On May 15th Vantage was joined by Tableau and Alteryx specialist, Neil Bradshaw, to discuss the importance of data, specifically how data visualisation can help us adapt to the ‘new normal’ following COVID-19.
Kicking off the session, Neil talked us through the expectations of data visualisation. Starting with the fact that businesses are struggling to use data visualisation effectively. Citing a stat from McKinsey Analytics, Neil discussed how 92% of businesses were failing to properly scale their analytics, with most still leveraging it for vanity purposes or to “make the stats look pretty”. He emphasised the need to go far beyond that. He believes that data should be at the centre of every business conversation.
Some businesses get it, some don’t. And those that don’t, won’t be around for much longer.

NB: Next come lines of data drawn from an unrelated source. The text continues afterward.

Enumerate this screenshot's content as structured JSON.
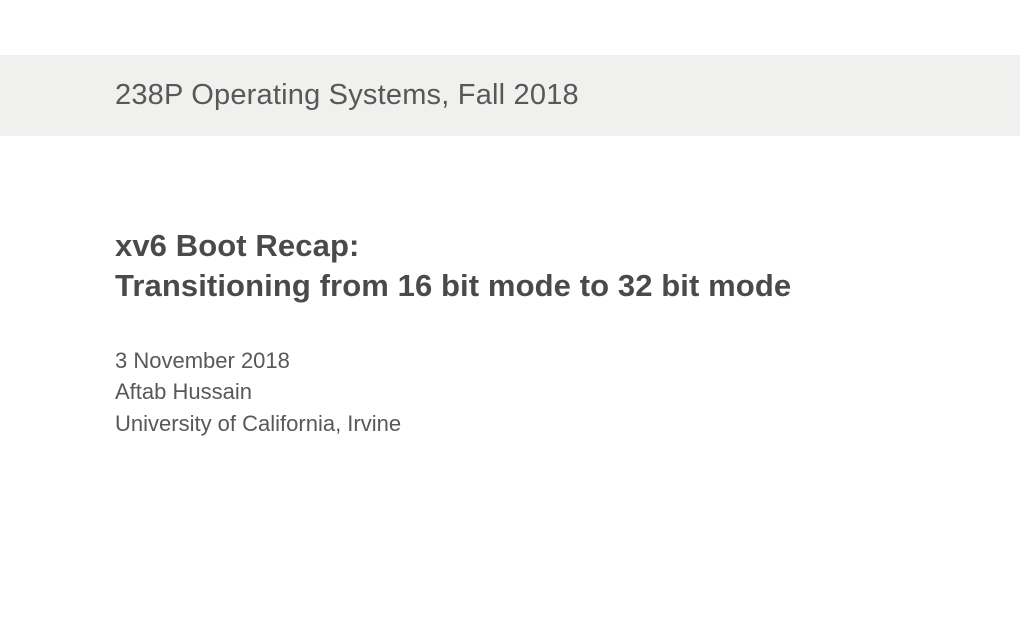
{
  "header": {
    "course_title": "238P Operating Systems,  Fall 2018"
  },
  "slide": {
    "title_line1": "xv6 Boot Recap:",
    "title_line2": "Transitioning from 16 bit mode to 32 bit mode",
    "date": "3 November 2018",
    "author": "Aftab Hussain",
    "affiliation": "University of California, Irvine"
  }
}
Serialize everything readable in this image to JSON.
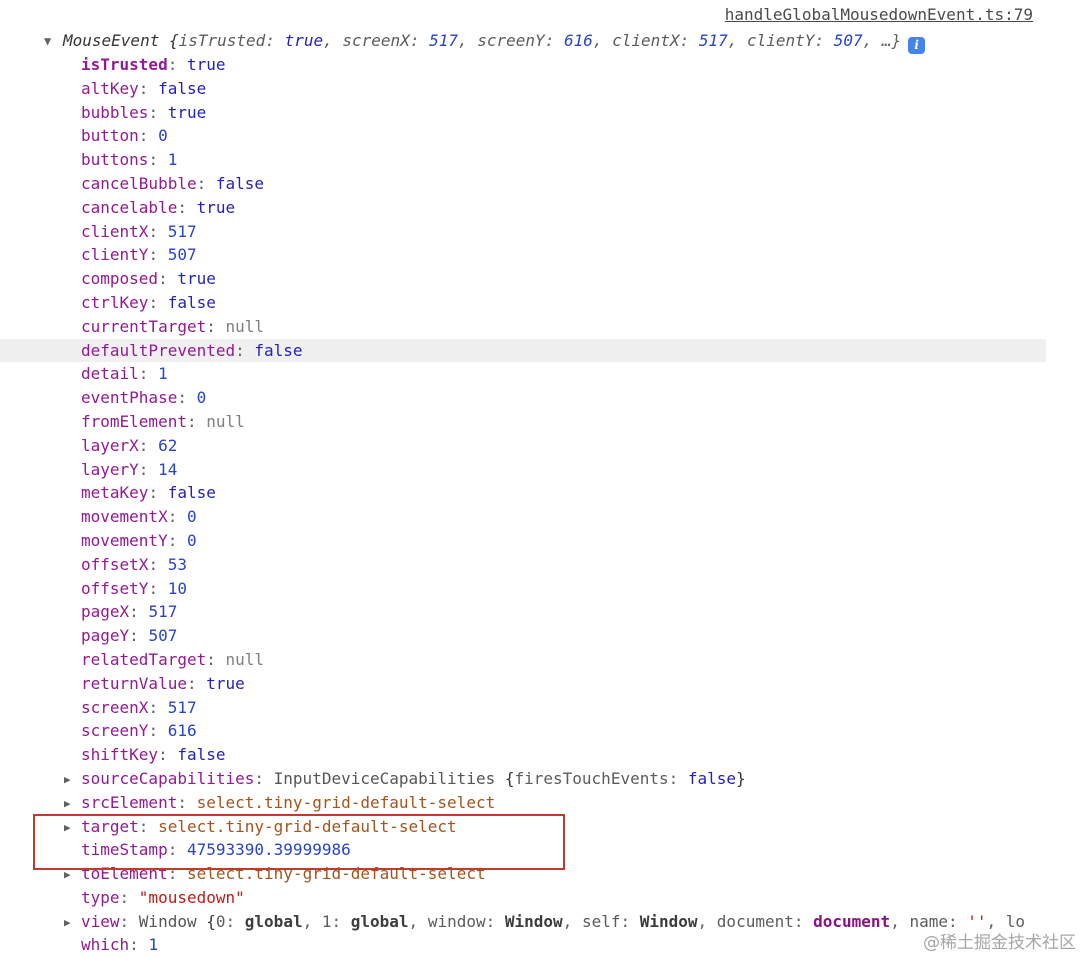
{
  "source_link": "handleGlobalMousedownEvent.ts:79",
  "watermark": "@稀土掘金技术社区",
  "icons": {
    "expanded_triangle": "▼",
    "collapsed_triangle": "▶",
    "info_icon_glyph": "i"
  },
  "colors": {
    "property_name": "#941994",
    "boolean_value": "#2222bd",
    "number_value": "#2745c9",
    "null_value": "#7f7f7f",
    "string_value": "#c41a16",
    "node_preview": "#a5541d",
    "annotation_box_border": "#c23b2a",
    "highlight_row_bg": "#f0f0f0",
    "info_icon_bg": "#4683ea"
  },
  "object_preview": {
    "expanded": true,
    "segments": [
      {
        "t": "p",
        "s": "MouseEvent "
      },
      {
        "t": "p",
        "s": "{"
      },
      {
        "t": "k",
        "s": "isTrusted"
      },
      {
        "t": "c",
        "s": ": "
      },
      {
        "t": "b",
        "s": "true"
      },
      {
        "t": "c",
        "s": ", "
      },
      {
        "t": "k",
        "s": "screenX"
      },
      {
        "t": "c",
        "s": ": "
      },
      {
        "t": "num",
        "s": "517"
      },
      {
        "t": "c",
        "s": ", "
      },
      {
        "t": "k",
        "s": "screenY"
      },
      {
        "t": "c",
        "s": ": "
      },
      {
        "t": "num",
        "s": "616"
      },
      {
        "t": "c",
        "s": ", "
      },
      {
        "t": "k",
        "s": "clientX"
      },
      {
        "t": "c",
        "s": ": "
      },
      {
        "t": "num",
        "s": "517"
      },
      {
        "t": "c",
        "s": ", "
      },
      {
        "t": "k",
        "s": "clientY"
      },
      {
        "t": "c",
        "s": ": "
      },
      {
        "t": "num",
        "s": "507"
      },
      {
        "t": "c",
        "s": ", …}"
      }
    ]
  },
  "properties": [
    {
      "name": "isTrusted",
      "expandable": false,
      "highlight": false,
      "segments": [
        {
          "t": "nb",
          "s": "isTrusted"
        },
        {
          "t": "c",
          "s": ": "
        },
        {
          "t": "b",
          "s": "true"
        }
      ]
    },
    {
      "name": "altKey",
      "expandable": false,
      "highlight": false,
      "segments": [
        {
          "t": "n",
          "s": "altKey"
        },
        {
          "t": "c",
          "s": ": "
        },
        {
          "t": "b",
          "s": "false"
        }
      ]
    },
    {
      "name": "bubbles",
      "expandable": false,
      "highlight": false,
      "segments": [
        {
          "t": "n",
          "s": "bubbles"
        },
        {
          "t": "c",
          "s": ": "
        },
        {
          "t": "b",
          "s": "true"
        }
      ]
    },
    {
      "name": "button",
      "expandable": false,
      "highlight": false,
      "segments": [
        {
          "t": "n",
          "s": "button"
        },
        {
          "t": "c",
          "s": ": "
        },
        {
          "t": "num",
          "s": "0"
        }
      ]
    },
    {
      "name": "buttons",
      "expandable": false,
      "highlight": false,
      "segments": [
        {
          "t": "n",
          "s": "buttons"
        },
        {
          "t": "c",
          "s": ": "
        },
        {
          "t": "num",
          "s": "1"
        }
      ]
    },
    {
      "name": "cancelBubble",
      "expandable": false,
      "highlight": false,
      "segments": [
        {
          "t": "n",
          "s": "cancelBubble"
        },
        {
          "t": "c",
          "s": ": "
        },
        {
          "t": "b",
          "s": "false"
        }
      ]
    },
    {
      "name": "cancelable",
      "expandable": false,
      "highlight": false,
      "segments": [
        {
          "t": "n",
          "s": "cancelable"
        },
        {
          "t": "c",
          "s": ": "
        },
        {
          "t": "b",
          "s": "true"
        }
      ]
    },
    {
      "name": "clientX",
      "expandable": false,
      "highlight": false,
      "segments": [
        {
          "t": "n",
          "s": "clientX"
        },
        {
          "t": "c",
          "s": ": "
        },
        {
          "t": "num",
          "s": "517"
        }
      ]
    },
    {
      "name": "clientY",
      "expandable": false,
      "highlight": false,
      "segments": [
        {
          "t": "n",
          "s": "clientY"
        },
        {
          "t": "c",
          "s": ": "
        },
        {
          "t": "num",
          "s": "507"
        }
      ]
    },
    {
      "name": "composed",
      "expandable": false,
      "highlight": false,
      "segments": [
        {
          "t": "n",
          "s": "composed"
        },
        {
          "t": "c",
          "s": ": "
        },
        {
          "t": "b",
          "s": "true"
        }
      ]
    },
    {
      "name": "ctrlKey",
      "expandable": false,
      "highlight": false,
      "segments": [
        {
          "t": "n",
          "s": "ctrlKey"
        },
        {
          "t": "c",
          "s": ": "
        },
        {
          "t": "b",
          "s": "false"
        }
      ]
    },
    {
      "name": "currentTarget",
      "expandable": false,
      "highlight": false,
      "segments": [
        {
          "t": "n",
          "s": "currentTarget"
        },
        {
          "t": "c",
          "s": ": "
        },
        {
          "t": "nul",
          "s": "null"
        }
      ]
    },
    {
      "name": "defaultPrevented",
      "expandable": false,
      "highlight": true,
      "segments": [
        {
          "t": "n",
          "s": "defaultPrevented"
        },
        {
          "t": "c",
          "s": ": "
        },
        {
          "t": "b",
          "s": "false"
        }
      ]
    },
    {
      "name": "detail",
      "expandable": false,
      "highlight": false,
      "segments": [
        {
          "t": "n",
          "s": "detail"
        },
        {
          "t": "c",
          "s": ": "
        },
        {
          "t": "num",
          "s": "1"
        }
      ]
    },
    {
      "name": "eventPhase",
      "expandable": false,
      "highlight": false,
      "segments": [
        {
          "t": "n",
          "s": "eventPhase"
        },
        {
          "t": "c",
          "s": ": "
        },
        {
          "t": "num",
          "s": "0"
        }
      ]
    },
    {
      "name": "fromElement",
      "expandable": false,
      "highlight": false,
      "segments": [
        {
          "t": "n",
          "s": "fromElement"
        },
        {
          "t": "c",
          "s": ": "
        },
        {
          "t": "nul",
          "s": "null"
        }
      ]
    },
    {
      "name": "layerX",
      "expandable": false,
      "highlight": false,
      "segments": [
        {
          "t": "n",
          "s": "layerX"
        },
        {
          "t": "c",
          "s": ": "
        },
        {
          "t": "num",
          "s": "62"
        }
      ]
    },
    {
      "name": "layerY",
      "expandable": false,
      "highlight": false,
      "segments": [
        {
          "t": "n",
          "s": "layerY"
        },
        {
          "t": "c",
          "s": ": "
        },
        {
          "t": "num",
          "s": "14"
        }
      ]
    },
    {
      "name": "metaKey",
      "expandable": false,
      "highlight": false,
      "segments": [
        {
          "t": "n",
          "s": "metaKey"
        },
        {
          "t": "c",
          "s": ": "
        },
        {
          "t": "b",
          "s": "false"
        }
      ]
    },
    {
      "name": "movementX",
      "expandable": false,
      "highlight": false,
      "segments": [
        {
          "t": "n",
          "s": "movementX"
        },
        {
          "t": "c",
          "s": ": "
        },
        {
          "t": "num",
          "s": "0"
        }
      ]
    },
    {
      "name": "movementY",
      "expandable": false,
      "highlight": false,
      "segments": [
        {
          "t": "n",
          "s": "movementY"
        },
        {
          "t": "c",
          "s": ": "
        },
        {
          "t": "num",
          "s": "0"
        }
      ]
    },
    {
      "name": "offsetX",
      "expandable": false,
      "highlight": false,
      "segments": [
        {
          "t": "n",
          "s": "offsetX"
        },
        {
          "t": "c",
          "s": ": "
        },
        {
          "t": "num",
          "s": "53"
        }
      ]
    },
    {
      "name": "offsetY",
      "expandable": false,
      "highlight": false,
      "segments": [
        {
          "t": "n",
          "s": "offsetY"
        },
        {
          "t": "c",
          "s": ": "
        },
        {
          "t": "num",
          "s": "10"
        }
      ]
    },
    {
      "name": "pageX",
      "expandable": false,
      "highlight": false,
      "segments": [
        {
          "t": "n",
          "s": "pageX"
        },
        {
          "t": "c",
          "s": ": "
        },
        {
          "t": "num",
          "s": "517"
        }
      ]
    },
    {
      "name": "pageY",
      "expandable": false,
      "highlight": false,
      "segments": [
        {
          "t": "n",
          "s": "pageY"
        },
        {
          "t": "c",
          "s": ": "
        },
        {
          "t": "num",
          "s": "507"
        }
      ]
    },
    {
      "name": "relatedTarget",
      "expandable": false,
      "highlight": false,
      "segments": [
        {
          "t": "n",
          "s": "relatedTarget"
        },
        {
          "t": "c",
          "s": ": "
        },
        {
          "t": "nul",
          "s": "null"
        }
      ]
    },
    {
      "name": "returnValue",
      "expandable": false,
      "highlight": false,
      "segments": [
        {
          "t": "n",
          "s": "returnValue"
        },
        {
          "t": "c",
          "s": ": "
        },
        {
          "t": "b",
          "s": "true"
        }
      ]
    },
    {
      "name": "screenX",
      "expandable": false,
      "highlight": false,
      "segments": [
        {
          "t": "n",
          "s": "screenX"
        },
        {
          "t": "c",
          "s": ": "
        },
        {
          "t": "num",
          "s": "517"
        }
      ]
    },
    {
      "name": "screenY",
      "expandable": false,
      "highlight": false,
      "segments": [
        {
          "t": "n",
          "s": "screenY"
        },
        {
          "t": "c",
          "s": ": "
        },
        {
          "t": "num",
          "s": "616"
        }
      ]
    },
    {
      "name": "shiftKey",
      "expandable": false,
      "highlight": false,
      "segments": [
        {
          "t": "n",
          "s": "shiftKey"
        },
        {
          "t": "c",
          "s": ": "
        },
        {
          "t": "b",
          "s": "false"
        }
      ]
    },
    {
      "name": "sourceCapabilities",
      "expandable": true,
      "highlight": false,
      "segments": [
        {
          "t": "n",
          "s": "sourceCapabilities"
        },
        {
          "t": "c",
          "s": ": "
        },
        {
          "t": "o",
          "s": "InputDeviceCapabilities "
        },
        {
          "t": "p",
          "s": "{"
        },
        {
          "t": "k",
          "s": "firesTouchEvents"
        },
        {
          "t": "c",
          "s": ": "
        },
        {
          "t": "b",
          "s": "false"
        },
        {
          "t": "p",
          "s": "}"
        }
      ]
    },
    {
      "name": "srcElement",
      "expandable": true,
      "highlight": false,
      "segments": [
        {
          "t": "n",
          "s": "srcElement"
        },
        {
          "t": "c",
          "s": ": "
        },
        {
          "t": "nd",
          "s": "select.tiny-grid-default-select"
        }
      ]
    },
    {
      "name": "target",
      "expandable": true,
      "highlight": false,
      "segments": [
        {
          "t": "n",
          "s": "target"
        },
        {
          "t": "c",
          "s": ": "
        },
        {
          "t": "nd",
          "s": "select.tiny-grid-default-select"
        }
      ]
    },
    {
      "name": "timeStamp",
      "expandable": false,
      "highlight": false,
      "segments": [
        {
          "t": "n",
          "s": "timeStamp"
        },
        {
          "t": "c",
          "s": ": "
        },
        {
          "t": "num",
          "s": "47593390.39999986"
        }
      ]
    },
    {
      "name": "toElement",
      "expandable": true,
      "highlight": false,
      "segments": [
        {
          "t": "n",
          "s": "toElement"
        },
        {
          "t": "c",
          "s": ": "
        },
        {
          "t": "nd",
          "s": "select.tiny-grid-default-select"
        }
      ]
    },
    {
      "name": "type",
      "expandable": false,
      "highlight": false,
      "segments": [
        {
          "t": "n",
          "s": "type"
        },
        {
          "t": "c",
          "s": ": "
        },
        {
          "t": "s",
          "s": "\"mousedown\""
        }
      ]
    },
    {
      "name": "view",
      "expandable": true,
      "highlight": false,
      "segments": [
        {
          "t": "n",
          "s": "view"
        },
        {
          "t": "c",
          "s": ": "
        },
        {
          "t": "o",
          "s": "Window "
        },
        {
          "t": "p",
          "s": "{"
        },
        {
          "t": "k",
          "s": "0"
        },
        {
          "t": "c",
          "s": ": "
        },
        {
          "t": "ob",
          "s": "global"
        },
        {
          "t": "c",
          "s": ", "
        },
        {
          "t": "k",
          "s": "1"
        },
        {
          "t": "c",
          "s": ": "
        },
        {
          "t": "ob",
          "s": "global"
        },
        {
          "t": "c",
          "s": ", "
        },
        {
          "t": "k",
          "s": "window"
        },
        {
          "t": "c",
          "s": ": "
        },
        {
          "t": "ob",
          "s": "Window"
        },
        {
          "t": "c",
          "s": ", "
        },
        {
          "t": "k",
          "s": "self"
        },
        {
          "t": "c",
          "s": ": "
        },
        {
          "t": "ob",
          "s": "Window"
        },
        {
          "t": "c",
          "s": ", "
        },
        {
          "t": "k",
          "s": "document"
        },
        {
          "t": "c",
          "s": ": "
        },
        {
          "t": "dn",
          "s": "document"
        },
        {
          "t": "c",
          "s": ", "
        },
        {
          "t": "k",
          "s": "name"
        },
        {
          "t": "c",
          "s": ": "
        },
        {
          "t": "s",
          "s": "''"
        },
        {
          "t": "c",
          "s": ", "
        },
        {
          "t": "k",
          "s": "lo"
        }
      ]
    },
    {
      "name": "which",
      "expandable": false,
      "highlight": false,
      "segments": [
        {
          "t": "n",
          "s": "which"
        },
        {
          "t": "c",
          "s": ": "
        },
        {
          "t": "num",
          "s": "1"
        }
      ]
    }
  ]
}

Others agreed that while some businesses do recognise the benefit of using data, they tend to downplay good data visualisation – too often they’re easily pleased with an excel spreadsheet containing a few graphs and charts. The team discussed the best way around this and how approaching senior stakeholders, showing them what they’ve currently been reviewing and what they could get access to by using a data visualisation tool, such as Microsoft Power BI or Tableau, was the best way to get buy-in.
“What I’ve realised is that when people don’t know something, they’re either very curious about it or a bit scared” commented one attendee. It’s our job to help them on the data journey. With the current situation, it’s going to mean that people are forced into having a new perspective and will need to look at data in a new way that delivers more than just dashboarding or reporting.
Moving onto the opportunity for users of data visualisation, self-service was at the forefront of the discussion, for project managers, desktop users and developers alike. Neil identified two streams, consumption self-service and creation self-service.
Consumption self-service supersedes manual refreshing of data, increasing automation and providing more interactivity for end-users to define what data they see, without requiring support. Neil described how, aside from the savings that better data insight could provide, the hours and headcount efficiencies of centralising the data and introducing automation have also created large cost-efficiencies for multiple businesses that he’s worked with.
One example of this, on a micro-scale was shared, “I had a client who had a simple monthly budget report, cost versus budget and just by automating this, it saved 4 days of one chap’s time. When he moved on elsewhere, the organisation didn’t replace him as they could spread out the rest of his work amongst others. It was only a small finance team of 4-5 people but they were able to use this system to save a significant cost to the business.”
The second type of self-service is creation self-service. This is to do with the technical subject matter experts, the developers and consultants who focus on creating user-friendly data sources that enables businesses to build their own reports. The step before consumption self-service, it’s where the business requirements and data sources are mapped out to provide a platform for non-technical users to produce data sets and visualisations themselves.
Aside from time and cost-saving gains by reducing bottle necks in the business, there was a strong argument that by upskilling workers to do self-creation based off the core dataset, it’s more likely that these individuals will spot opportunities and build new reports that a developer wouldn’t identify.
The team went on to discuss potential blockers of implementing data visualisation and reasons why people may not adopt best practice.
It’s a short-term cost for a longer-term gain
From lack of understanding to initial outlay, there were plenty of issues attendees had come up against when trying to get a data visualisation project off the ground. What was clear was that stakeholder management pre, during and post implementation was paramount, particularly in identifying quick-wins and demonstrating real value back to the business. Neil finished the session with a sentiment that rang true for many attendees, “this isn’t going away. People need to adapt to this world, or they’re going to be side-lined. They need to embrace this reality that we are going to be more data-driven and they can be part of that journey.”
If you’d be interested in finding out more about the Data Visualisation Roundtable or any of our future events, get in touch.